(Dataset rows for apps and sites)
=== Section Start ===

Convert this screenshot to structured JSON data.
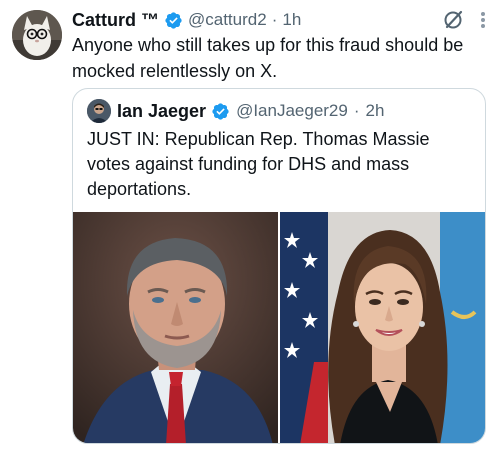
{
  "tweet": {
    "author_name": "Catturd ™",
    "author_handle": "@catturd2",
    "time": "1h",
    "text": "Anyone who still takes up for this fraud should be mocked relentlessly on X."
  },
  "quoted_tweet": {
    "author_name": "Ian Jaeger",
    "author_handle": "@IanJaeger29",
    "time": "2h",
    "text": "JUST IN: Republican Rep. Thomas Massie votes against funding for DHS and mass deportations."
  },
  "icons": {
    "verified": "verified-badge-icon",
    "grok": "grok-icon",
    "more": "more-options-icon"
  },
  "colors": {
    "verified_blue": "#1d9bf0",
    "secondary_text": "#536471",
    "border": "#cfd9de"
  }
}
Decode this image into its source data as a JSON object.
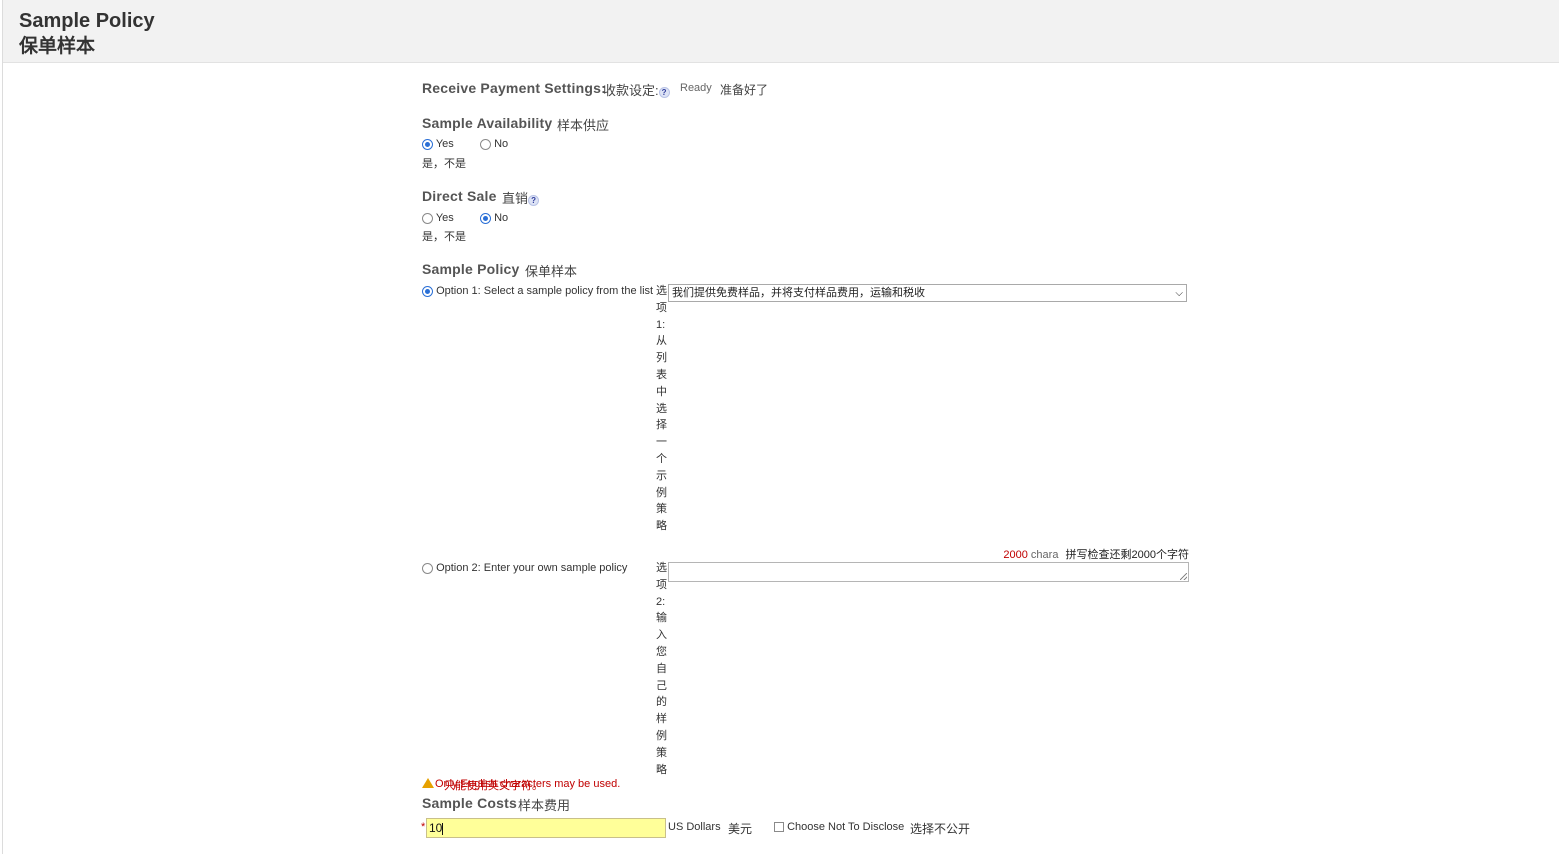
{
  "header": {
    "title_en": "Sample Policy",
    "title_cn": "保单样本"
  },
  "receive_payment": {
    "label_en": "Receive Payment Settings:",
    "label_cn": "收款设定:",
    "status_en": "Ready",
    "status_cn": "准备好了"
  },
  "sample_availability": {
    "label_en": "Sample Availability",
    "label_cn": "样本供应",
    "yes": "Yes",
    "no": "No",
    "options_cn": "是，不是",
    "selected": "Yes"
  },
  "direct_sale": {
    "label_en": "Direct Sale",
    "label_cn": "直销",
    "yes": "Yes",
    "no": "No",
    "options_cn": "是，不是",
    "selected": "No"
  },
  "sample_policy": {
    "label_en": "Sample Policy",
    "label_cn": "保单样本",
    "option1_label": "Option 1: Select a sample policy from the list",
    "option1_cn": "选项1:从列表中选择一个示例策略",
    "option1_selected_value": "我们提供免费样品，并将支付样品费用，运输和税收",
    "option2_label": "Option 2: Enter your own sample policy",
    "option2_cn": "选项2:输入您自己的样例策略",
    "option2_value": "",
    "counter_number": "2000",
    "counter_text": "chara",
    "counter_cn": "拼写检查还剩2000个字符",
    "warning_text": "Only English characters may be used.",
    "warning_cn": "只能使用英文字符。"
  },
  "sample_costs": {
    "label_en": "Sample Costs",
    "label_cn": "样本费用",
    "required_mark": "*",
    "value": "10",
    "currency_en": "US Dollars",
    "currency_cn": "美元",
    "not_disclose_en": "Choose Not To Disclose",
    "not_disclose_cn": "选择不公开"
  }
}
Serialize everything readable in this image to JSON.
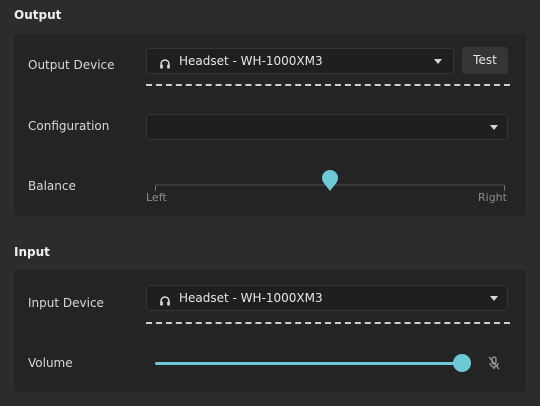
{
  "output": {
    "title": "Output",
    "device_label": "Output Device",
    "device_value": "Headset - WH-1000XM3",
    "test_label": "Test",
    "configuration_label": "Configuration",
    "configuration_value": "",
    "balance_label": "Balance",
    "balance_left": "Left",
    "balance_right": "Right",
    "balance_level": 0.5
  },
  "input": {
    "title": "Input",
    "device_label": "Input Device",
    "device_value": "Headset - WH-1000XM3",
    "volume_label": "Volume",
    "volume_level": 1.0
  },
  "colors": {
    "accent": "#6ec9d6"
  },
  "icons": {
    "device": "headset-icon",
    "dropdown": "chevron-down-icon",
    "mute": "microphone-muted-icon"
  }
}
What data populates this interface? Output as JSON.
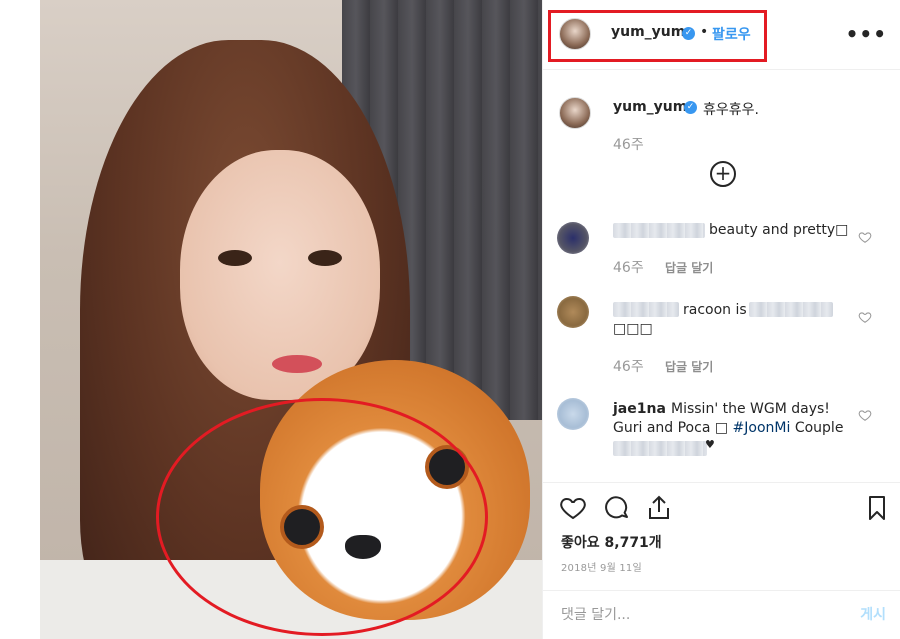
{
  "post": {
    "username": "yum_yum",
    "follow_label": "팔로우",
    "separator": "•",
    "more_icon": "more-icon",
    "caption": {
      "username": "yum_yum",
      "text": "휴우휴우.",
      "time": "46주"
    },
    "load_more_icon": "plus-circle-icon",
    "comments": [
      {
        "text": "beauty and pretty□",
        "time": "46주",
        "reply_label": "답글 달기"
      },
      {
        "text_before": "racoon is",
        "text_line2": "□□□",
        "time": "46주",
        "reply_label": "답글 달기"
      },
      {
        "username": "jae1na",
        "text": "Missin' the WGM days!",
        "text_line2_before": "Guri and Poca □ ",
        "hashtag": "#JoonMi",
        "text_line2_after": " Couple",
        "text_line3_suffix": "♥"
      }
    ],
    "likes": "좋아요 8,771개",
    "date": "2018년 9월 11일",
    "comment_placeholder": "댓글 달기...",
    "post_label": "게시"
  },
  "colors": {
    "link_blue": "#3897f0",
    "annotation_red": "#e31b23",
    "muted": "#999999"
  }
}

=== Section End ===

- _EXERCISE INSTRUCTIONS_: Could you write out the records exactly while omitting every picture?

- _ANSWER TO THIS EXERCISE_:
Convert this screenshot to structured JSON data.
{
  "tweet": {
    "author_name": "Catturd ™",
    "author_handle": "@catturd2",
    "time": "1h",
    "text": "Anyone who still takes up for this fraud should be mocked relentlessly on X."
  },
  "quoted_tweet": {
    "author_name": "Ian Jaeger",
    "author_handle": "@IanJaeger29",
    "time": "2h",
    "text": "JUST IN: Republican Rep. Thomas Massie votes against funding for DHS and mass deportations."
  },
  "icons": {
    "verified": "verified-badge-icon",
    "grok": "grok-icon",
    "more": "more-options-icon"
  },
  "colors": {
    "verified_blue": "#1d9bf0",
    "secondary_text": "#536471",
    "border": "#cfd9de"
  }
}
Decode this image into its source data as a JSON object.
{
  "header": {
    "title_en": "Sample Policy",
    "title_cn": "保单样本"
  },
  "receive_payment": {
    "label_en": "Receive Payment Settings:",
    "label_cn": "收款设定:",
    "status_en": "Ready",
    "status_cn": "准备好了"
  },
  "sample_availability": {
    "label_en": "Sample Availability",
    "label_cn": "样本供应",
    "yes": "Yes",
    "no": "No",
    "options_cn": "是，不是",
    "selected": "Yes"
  },
  "direct_sale": {
    "label_en": "Direct Sale",
    "label_cn": "直销",
    "yes": "Yes",
    "no": "No",
    "options_cn": "是，不是",
    "selected": "No"
  },
  "sample_policy": {
    "label_en": "Sample Policy",
    "label_cn": "保单样本",
    "option1_label": "Option 1: Select a sample policy from the list",
    "option1_cn": "选项1:从列表中选择一个示例策略",
    "option1_selected_value": "我们提供免费样品，并将支付样品费用，运输和税收",
    "option2_label": "Option 2: Enter your own sample policy",
    "option2_cn": "选项2:输入您自己的样例策略",
    "option2_value": "",
    "counter_number": "2000",
    "counter_text": "chara",
    "counter_cn": "拼写检查还剩2000个字符",
    "warning_text": "Only English characters may be used.",
    "warning_cn": "只能使用英文字符。"
  },
  "sample_costs": {
    "label_en": "Sample Costs",
    "label_cn": "样本费用",
    "required_mark": "*",
    "value": "10",
    "currency_en": "US Dollars",
    "currency_cn": "美元",
    "not_disclose_en": "Choose Not To Disclose",
    "not_disclose_cn": "选择不公开"
  }
}
Serialize everything readable in this image to JSON.
{
  "output": {
    "title": "Output",
    "device_label": "Output Device",
    "device_value": "Headset - WH-1000XM3",
    "test_label": "Test",
    "configuration_label": "Configuration",
    "configuration_value": "",
    "balance_label": "Balance",
    "balance_left": "Left",
    "balance_right": "Right",
    "balance_level": 0.5
  },
  "input": {
    "title": "Input",
    "device_label": "Input Device",
    "device_value": "Headset - WH-1000XM3",
    "volume_label": "Volume",
    "volume_level": 1.0
  },
  "colors": {
    "accent": "#6ec9d6"
  },
  "icons": {
    "device": "headset-icon",
    "dropdown": "chevron-down-icon",
    "mute": "microphone-muted-icon"
  }
}
What data populates this interface? Output as JSON.
{
  "post": {
    "username": "yum_yum",
    "follow_label": "팔로우",
    "separator": "•",
    "more_icon": "more-icon",
    "caption": {
      "username": "yum_yum",
      "text": "휴우휴우.",
      "time": "46주"
    },
    "load_more_icon": "plus-circle-icon",
    "comments": [
      {
        "text": "beauty and pretty□",
        "time": "46주",
        "reply_label": "답글 달기"
      },
      {
        "text_before": "racoon is",
        "text_line2": "□□□",
        "time": "46주",
        "reply_label": "답글 달기"
      },
      {
        "username": "jae1na",
        "text": "Missin' the WGM days!",
        "text_line2_before": "Guri and Poca □ ",
        "hashtag": "#JoonMi",
        "text_line2_after": " Couple",
        "text_line3_suffix": "♥"
      }
    ],
    "likes": "좋아요 8,771개",
    "date": "2018년 9월 11일",
    "comment_placeholder": "댓글 달기...",
    "post_label": "게시"
  },
  "colors": {
    "link_blue": "#3897f0",
    "annotation_red": "#e31b23",
    "muted": "#999999"
  }
}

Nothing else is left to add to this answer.